The setting is an island off the coast of Louisiana that the residents call The Bathtub, and although I’ve never been there, I’ve read enough about coastal Louisiana to know it is remote and has a distinct culture. As the film opens, it is presented as something of a fecund paradise, as described by our protagonist, a six-year-old girl named Hushpuppy. There is plenty to eat and drink and Hushpuppy tells us that they have more holidays than anyone else. She even has her own house, separate from her father’s. Her mother, who was so beautiful that water would boil just be her presence, is dead.
This paradise starts to see wrinkles when her father goes missing. Hushpuppy tells us that if he doesn’t turn up soon, she’ll have to eat her pets. He does return, wearing a hospital gown. Another problem is a coming storm, which can’t help but remind us of Hurricane Katrina.
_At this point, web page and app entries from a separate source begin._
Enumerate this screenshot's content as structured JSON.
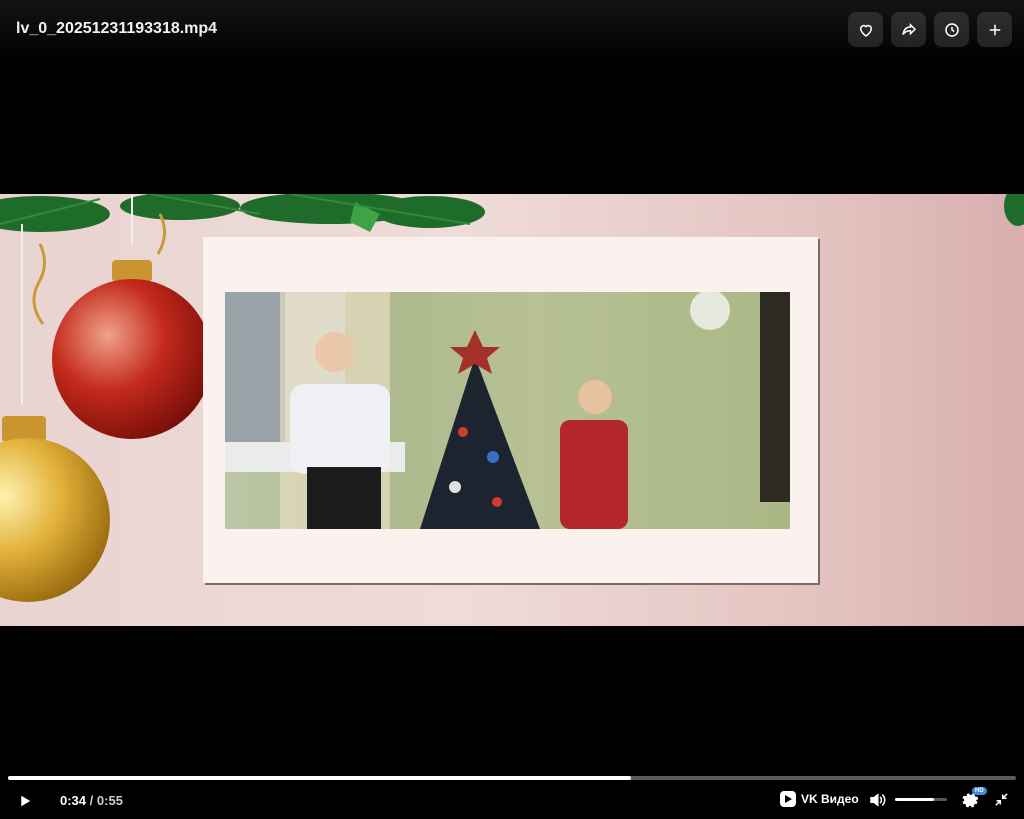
{
  "header": {
    "title": "lv_0_20251231193318.mp4",
    "actions": [
      {
        "name": "like",
        "icon": "heart-icon"
      },
      {
        "name": "share",
        "icon": "share-icon"
      },
      {
        "name": "watch-later",
        "icon": "clock-icon"
      },
      {
        "name": "add",
        "icon": "plus-icon"
      }
    ]
  },
  "player": {
    "current_time": "0:34",
    "separator": "/",
    "duration": "0:55",
    "progress_fraction": 0.618,
    "volume_fraction": 0.75,
    "brand_label": "VK Видео",
    "quality_badge": "HD",
    "accent_color": "#3f8ae0"
  }
}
Everyone seems aware that The Bathtub may soon be under water, but a hard core knot of residents stay behind.
Beasts of the Southern Wild succeeds in presenting a view of a place none of us are likely to visit, with a rich authenticity (I had a craving for seafood after seeing so many crabs and crayfish). Secondly, it presents an unusual, but totally believable relationship between Hushpuppy and her father. He teaches her self-reliance, like handfishing for catfish, or breaking a crab open with her bare hands (after which she flexes her guns). Finally, the film is about a way of life that is disappearing, symbolized by the metaphor of ancient animals, called aurochs (giant boars) that come unfrozen from ice and rumble toward The Bathtub. Are they representative of the creep of modern life? I don’t think so–they’re more a representation of the buried past, which is just as threatening to this isolated community.
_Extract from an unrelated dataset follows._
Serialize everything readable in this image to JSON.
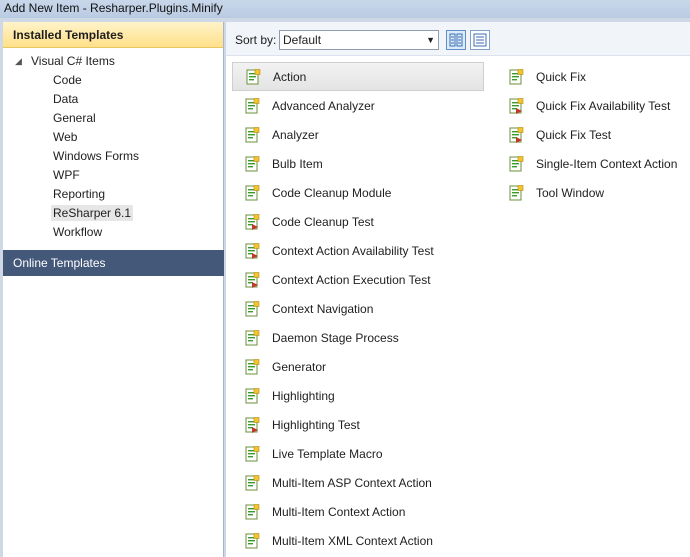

Perhaps this is why the residents, when they are finally evacuated from The Bathtub and sent to a shelter, want nothing more than to get back. In a sense, they are the beasts of the southern wild, not suited for the comforts of modernity. Hushpuppy thinks the shelter doesn’t look like a prison, which she is led to believe, but instead a “fish tank without water.” Ordinarily, when we hear about holdouts who won’t leave their homes during natural disasters, we think they’re nuts. This story is from their point of view, and we side with them.
The two leads are amateur actors. Dwight Henry is Wink, the father, who plays the father with a startling sense of reality. He knows he’s dying, and wants to prepare Hushpuppy for the future, but is not a saintly figure as might be played by Will Smith. This guy can get mad, and sometimes unreasonably so. And Hushpuppy is played amazingly by Quvenzhané Wallis, a major find by Zeitlin. She occupies the center of this film like the eye of a hurricane, wandering around in her white Wellington boots, an explosion of hair on her head. Her handling of the voiceover narration is terrific, such as when she says that the universe relies on everything being properly connected, and when her Daddy told her that when he got tired of drinking beer and catching catfish, she should put him in the boat, push it adrift, and set it on fire.
That boat is the bed of an old pickup truck, and I won’t soon forget the image of the two of them, out on the water. Though the film is a bit thin, plot-wise (even at only 93 minutes, it feels stretched) but the imagery and performances by Wallis and Henry resonate long after the closing credits.
My grade for Beasts of the Southern Wild: A-.